Read reports from our national colleagues about how the smallest state in the union compares when it comes to the economic health of the state and its residents.
A new Center on Budget and Policy Priorities report finds SNAP helps form a strong foundation of health and well-being for low-income children by lifting millions of families out of poverty, improving food security, and helping improve health and academic achievement with long-lasting consequences.
About 1 in 3 Rhode Island children receive SNAP benefits. Benefits are modest, but they’re well-targeted to the families that need them the most. While participating families with children in Rhode Island receive an average of $352 each month, those with incomes below 50 percent of the poverty line get $468. That’s one reason why SNAP helps lift more children out of deep poverty than any other government assistance program.
A new report from the Center on Budget and Policy Priorities shows that years of cuts in state funding for public colleges and universities have driven up tuition and harmed students’ educational experiences by forcing faculty reductions, fewer course offerings, and campus closings. These choices have made college less affordable and less accessible for students who need degrees to succeed in today’s economy.
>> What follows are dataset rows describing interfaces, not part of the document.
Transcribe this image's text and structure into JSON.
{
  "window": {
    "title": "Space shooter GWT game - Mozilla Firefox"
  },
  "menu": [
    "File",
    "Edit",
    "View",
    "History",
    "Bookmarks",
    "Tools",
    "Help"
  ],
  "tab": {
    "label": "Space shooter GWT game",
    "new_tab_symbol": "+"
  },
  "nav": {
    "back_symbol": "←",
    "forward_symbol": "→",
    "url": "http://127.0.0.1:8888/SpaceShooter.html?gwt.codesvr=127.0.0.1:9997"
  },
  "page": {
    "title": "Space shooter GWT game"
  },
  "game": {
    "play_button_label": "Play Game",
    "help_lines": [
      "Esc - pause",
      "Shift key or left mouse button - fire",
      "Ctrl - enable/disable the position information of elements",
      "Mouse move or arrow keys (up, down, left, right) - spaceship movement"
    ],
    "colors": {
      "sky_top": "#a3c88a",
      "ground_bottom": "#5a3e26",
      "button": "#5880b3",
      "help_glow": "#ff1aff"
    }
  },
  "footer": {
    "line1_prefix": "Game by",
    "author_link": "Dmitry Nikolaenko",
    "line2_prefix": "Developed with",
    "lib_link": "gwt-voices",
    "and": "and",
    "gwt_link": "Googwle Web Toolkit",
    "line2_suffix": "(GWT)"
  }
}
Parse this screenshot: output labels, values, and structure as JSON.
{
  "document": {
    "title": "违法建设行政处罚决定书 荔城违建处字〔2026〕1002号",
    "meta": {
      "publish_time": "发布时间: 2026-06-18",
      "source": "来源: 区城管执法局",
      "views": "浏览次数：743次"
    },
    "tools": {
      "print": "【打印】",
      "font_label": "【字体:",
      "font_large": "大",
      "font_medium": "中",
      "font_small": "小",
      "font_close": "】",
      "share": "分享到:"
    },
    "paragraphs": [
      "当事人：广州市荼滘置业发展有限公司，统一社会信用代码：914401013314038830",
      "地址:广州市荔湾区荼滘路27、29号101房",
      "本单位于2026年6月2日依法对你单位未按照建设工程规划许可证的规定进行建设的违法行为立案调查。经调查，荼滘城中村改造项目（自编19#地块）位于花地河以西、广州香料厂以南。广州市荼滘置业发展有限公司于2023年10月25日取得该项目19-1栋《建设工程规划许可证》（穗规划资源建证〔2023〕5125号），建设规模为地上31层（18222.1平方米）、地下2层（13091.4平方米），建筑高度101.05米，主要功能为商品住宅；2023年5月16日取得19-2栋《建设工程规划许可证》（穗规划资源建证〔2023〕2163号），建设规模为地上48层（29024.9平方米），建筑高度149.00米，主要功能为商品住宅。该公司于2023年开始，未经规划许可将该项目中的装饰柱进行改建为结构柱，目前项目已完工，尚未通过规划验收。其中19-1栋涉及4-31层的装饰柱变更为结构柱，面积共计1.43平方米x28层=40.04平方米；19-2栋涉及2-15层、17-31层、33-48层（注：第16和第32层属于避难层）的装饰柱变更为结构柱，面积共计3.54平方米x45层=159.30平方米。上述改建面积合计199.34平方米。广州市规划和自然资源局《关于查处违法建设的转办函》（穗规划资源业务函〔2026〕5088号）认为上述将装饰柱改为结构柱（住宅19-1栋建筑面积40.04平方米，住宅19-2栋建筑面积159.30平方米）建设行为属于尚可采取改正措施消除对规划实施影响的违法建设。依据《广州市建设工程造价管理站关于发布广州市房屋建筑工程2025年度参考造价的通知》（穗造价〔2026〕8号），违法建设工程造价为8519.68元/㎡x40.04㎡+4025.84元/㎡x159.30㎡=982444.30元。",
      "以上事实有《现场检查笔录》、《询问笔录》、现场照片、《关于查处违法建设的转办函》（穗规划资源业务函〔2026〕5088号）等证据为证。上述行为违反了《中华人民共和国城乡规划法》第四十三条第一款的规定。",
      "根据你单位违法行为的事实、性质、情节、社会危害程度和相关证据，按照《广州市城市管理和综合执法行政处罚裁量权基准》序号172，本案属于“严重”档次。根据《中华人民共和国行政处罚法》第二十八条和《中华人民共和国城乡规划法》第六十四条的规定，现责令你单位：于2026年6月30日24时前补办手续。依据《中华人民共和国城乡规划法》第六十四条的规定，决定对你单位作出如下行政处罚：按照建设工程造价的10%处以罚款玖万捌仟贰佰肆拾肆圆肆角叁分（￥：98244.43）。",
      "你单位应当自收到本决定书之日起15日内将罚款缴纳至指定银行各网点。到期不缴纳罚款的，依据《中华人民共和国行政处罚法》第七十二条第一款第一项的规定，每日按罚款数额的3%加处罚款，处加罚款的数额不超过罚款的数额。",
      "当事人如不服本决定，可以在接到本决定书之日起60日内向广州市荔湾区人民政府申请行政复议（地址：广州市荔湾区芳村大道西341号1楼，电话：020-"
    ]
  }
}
A report from the Center on Budget and Policy Priorities shows that supporting homegrown startups and young, fast-growing in-state companies is likely to be a more effective strategy for states to create jobs and build strong economies than the across-the-board tax cuts and attempts to lure businesses from elsewhere that many states pursue today.